## ASSIGNED TASK
Exclude the pictures, and otherwise reproduce the data in full.
= = = = = = =
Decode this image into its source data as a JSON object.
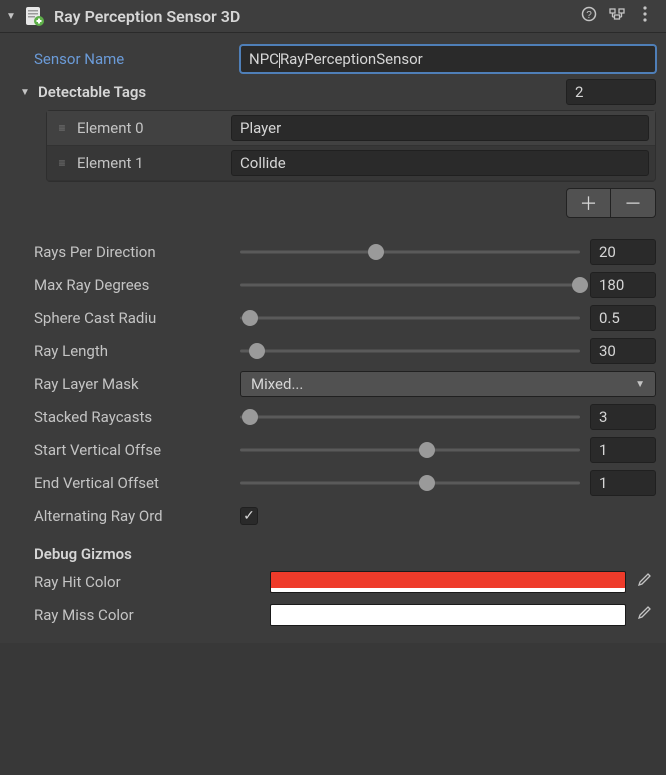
{
  "header": {
    "title": "Ray Perception Sensor 3D"
  },
  "sensorName": {
    "label": "Sensor Name",
    "value_pre": "NPC",
    "value_post": "RayPerceptionSensor"
  },
  "detectableTags": {
    "label": "Detectable Tags",
    "count": "2",
    "items": [
      {
        "label": "Element 0",
        "value": "Player"
      },
      {
        "label": "Element 1",
        "value": "Collide"
      }
    ]
  },
  "sliders": {
    "raysPerDirection": {
      "label": "Rays Per Direction",
      "value": "20",
      "percent": 40
    },
    "maxRayDegrees": {
      "label": "Max Ray Degrees",
      "value": "180",
      "percent": 100
    },
    "sphereCastRadius": {
      "label": "Sphere Cast Radius",
      "value": "0.5",
      "percent": 3
    },
    "rayLength": {
      "label": "Ray Length",
      "value": "30",
      "percent": 5
    },
    "stackedRaycasts": {
      "label": "Stacked Raycasts",
      "value": "3",
      "percent": 3
    },
    "startVertOffset": {
      "label": "Start Vertical Offset",
      "value": "1",
      "percent": 55
    },
    "endVertOffset": {
      "label": "End Vertical Offset",
      "value": "1",
      "percent": 55
    }
  },
  "rayLayerMask": {
    "label": "Ray Layer Mask",
    "value": "Mixed..."
  },
  "alternatingRayOrder": {
    "label": "Alternating Ray Order",
    "checked": true
  },
  "debugGizmos": {
    "title": "Debug Gizmos",
    "rayHitColor": {
      "label": "Ray Hit Color",
      "hex": "#ee3b2a"
    },
    "rayMissColor": {
      "label": "Ray Miss Color",
      "hex": "#ffffff"
    }
  }
}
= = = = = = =
## TASK ANSWER
Decode this image into its source data as a JSON object.
{
  "header": {
    "title": "Ray Perception Sensor 3D"
  },
  "sensorName": {
    "label": "Sensor Name",
    "value_pre": "NPC",
    "value_post": "RayPerceptionSensor"
  },
  "detectableTags": {
    "label": "Detectable Tags",
    "count": "2",
    "items": [
      {
        "label": "Element 0",
        "value": "Player"
      },
      {
        "label": "Element 1",
        "value": "Collide"
      }
    ]
  },
  "sliders": {
    "raysPerDirection": {
      "label": "Rays Per Direction",
      "value": "20",
      "percent": 40
    },
    "maxRayDegrees": {
      "label": "Max Ray Degrees",
      "value": "180",
      "percent": 100
    },
    "sphereCastRadius": {
      "label": "Sphere Cast Radius",
      "value": "0.5",
      "percent": 3
    },
    "rayLength": {
      "label": "Ray Length",
      "value": "30",
      "percent": 5
    },
    "stackedRaycasts": {
      "label": "Stacked Raycasts",
      "value": "3",
      "percent": 3
    },
    "startVertOffset": {
      "label": "Start Vertical Offset",
      "value": "1",
      "percent": 55
    },
    "endVertOffset": {
      "label": "End Vertical Offset",
      "value": "1",
      "percent": 55
    }
  },
  "rayLayerMask": {
    "label": "Ray Layer Mask",
    "value": "Mixed..."
  },
  "alternatingRayOrder": {
    "label": "Alternating Ray Order",
    "checked": true
  },
  "debugGizmos": {
    "title": "Debug Gizmos",
    "rayHitColor": {
      "label": "Ray Hit Color",
      "hex": "#ee3b2a"
    },
    "rayMissColor": {
      "label": "Ray Miss Color",
      "hex": "#ffffff"
    }
  }
}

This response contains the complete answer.